──────── RECORDS SHOWN ────────

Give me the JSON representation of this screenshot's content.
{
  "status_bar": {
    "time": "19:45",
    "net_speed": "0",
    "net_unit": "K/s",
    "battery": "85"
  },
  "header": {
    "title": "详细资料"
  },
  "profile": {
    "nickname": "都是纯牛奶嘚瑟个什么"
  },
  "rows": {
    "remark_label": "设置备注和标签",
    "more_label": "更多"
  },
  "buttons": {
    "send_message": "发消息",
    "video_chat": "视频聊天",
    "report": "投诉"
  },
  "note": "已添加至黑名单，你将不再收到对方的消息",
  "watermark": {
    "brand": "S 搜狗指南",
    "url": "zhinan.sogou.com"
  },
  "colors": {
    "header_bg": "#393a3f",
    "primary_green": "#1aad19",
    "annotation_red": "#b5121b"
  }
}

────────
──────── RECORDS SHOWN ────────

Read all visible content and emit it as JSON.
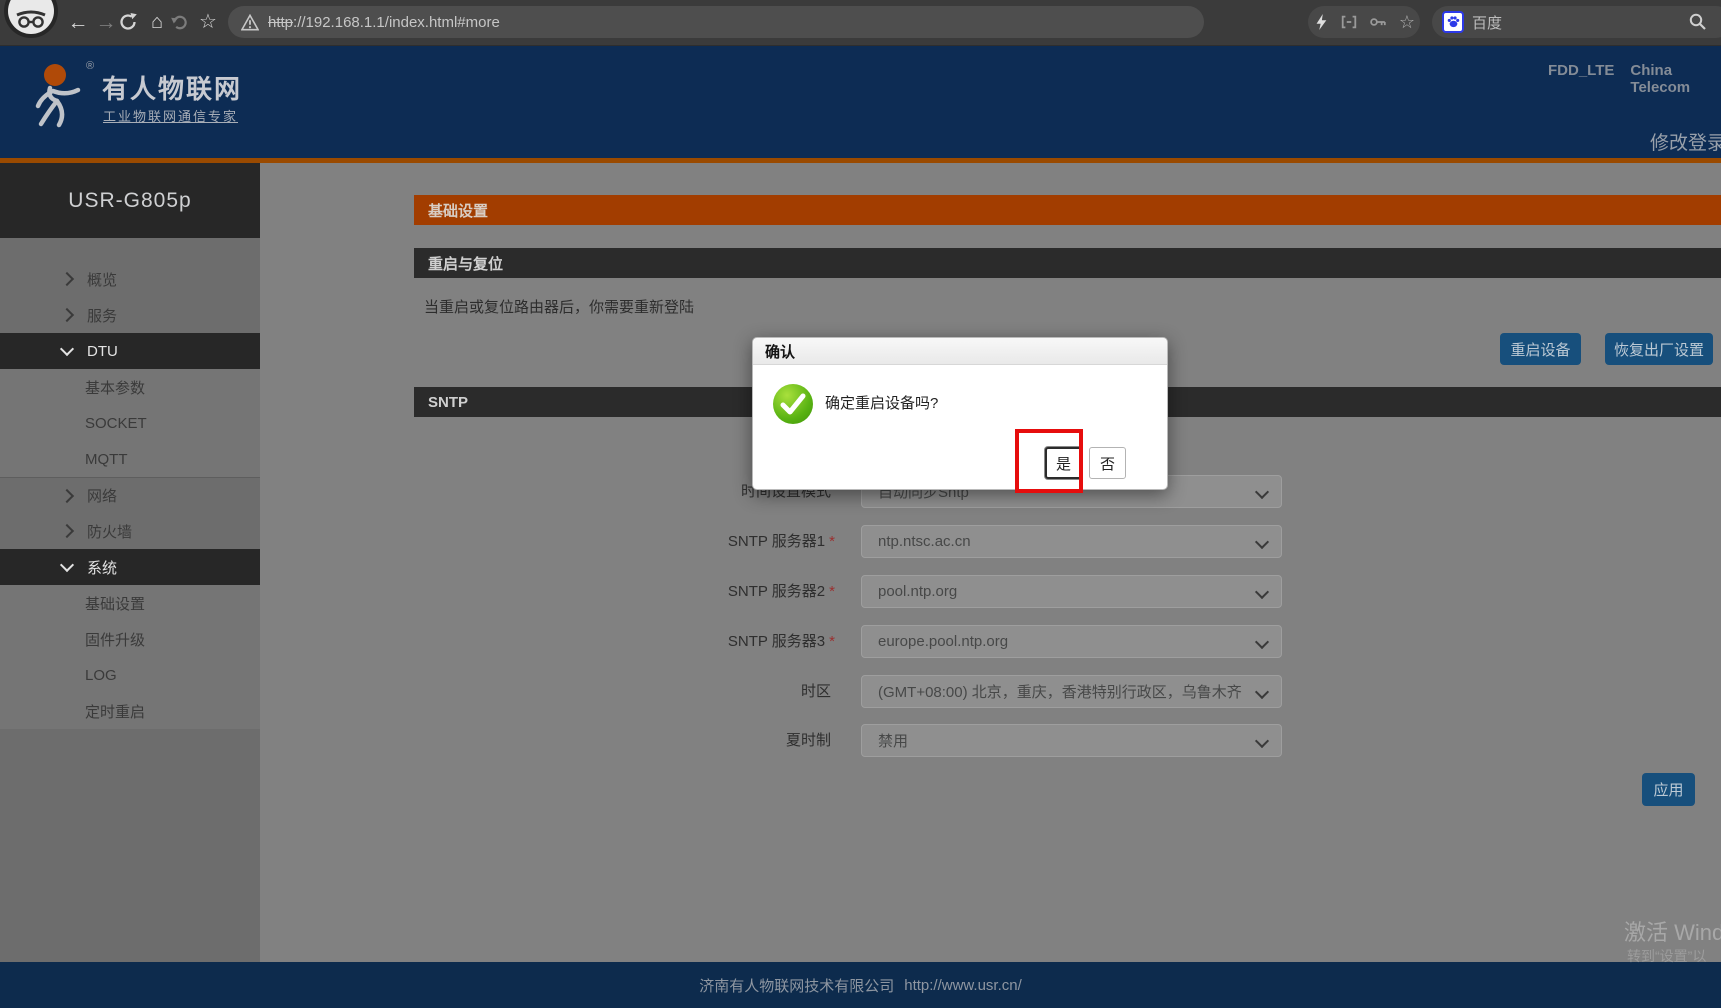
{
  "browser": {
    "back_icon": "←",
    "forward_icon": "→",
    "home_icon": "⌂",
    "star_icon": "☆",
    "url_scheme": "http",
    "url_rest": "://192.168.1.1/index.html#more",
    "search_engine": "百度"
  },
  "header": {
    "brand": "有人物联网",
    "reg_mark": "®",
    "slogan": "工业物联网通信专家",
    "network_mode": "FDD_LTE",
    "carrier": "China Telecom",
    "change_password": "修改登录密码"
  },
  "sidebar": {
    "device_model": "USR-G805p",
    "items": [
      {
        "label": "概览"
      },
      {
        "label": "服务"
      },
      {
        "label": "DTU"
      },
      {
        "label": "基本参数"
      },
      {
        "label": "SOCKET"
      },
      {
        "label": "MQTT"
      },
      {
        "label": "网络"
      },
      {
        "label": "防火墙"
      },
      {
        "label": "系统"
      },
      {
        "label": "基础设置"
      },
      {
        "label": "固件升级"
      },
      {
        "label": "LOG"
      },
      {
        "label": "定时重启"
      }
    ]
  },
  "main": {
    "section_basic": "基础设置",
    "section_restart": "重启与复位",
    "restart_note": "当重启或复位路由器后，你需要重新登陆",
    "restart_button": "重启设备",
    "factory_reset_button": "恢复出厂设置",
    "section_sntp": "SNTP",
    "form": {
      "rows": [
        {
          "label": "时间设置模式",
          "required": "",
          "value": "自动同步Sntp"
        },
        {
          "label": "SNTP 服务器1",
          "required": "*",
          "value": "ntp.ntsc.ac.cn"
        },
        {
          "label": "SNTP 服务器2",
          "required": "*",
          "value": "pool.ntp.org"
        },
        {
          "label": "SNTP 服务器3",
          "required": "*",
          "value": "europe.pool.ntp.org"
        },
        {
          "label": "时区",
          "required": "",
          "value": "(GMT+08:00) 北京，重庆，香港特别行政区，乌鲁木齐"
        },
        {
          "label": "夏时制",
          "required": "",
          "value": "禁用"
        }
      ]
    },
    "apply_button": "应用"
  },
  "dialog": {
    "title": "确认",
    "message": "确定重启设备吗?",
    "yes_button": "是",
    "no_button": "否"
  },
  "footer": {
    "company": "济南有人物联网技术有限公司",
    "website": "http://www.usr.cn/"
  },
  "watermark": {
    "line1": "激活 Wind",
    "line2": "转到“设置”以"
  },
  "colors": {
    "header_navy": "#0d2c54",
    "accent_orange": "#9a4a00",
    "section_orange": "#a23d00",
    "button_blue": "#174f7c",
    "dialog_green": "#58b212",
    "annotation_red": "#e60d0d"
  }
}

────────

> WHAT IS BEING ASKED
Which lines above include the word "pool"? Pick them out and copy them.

> EXPECTED ANSWER
          "value": "pool.ntp.org"
          "value": "europe.pool.ntp.org"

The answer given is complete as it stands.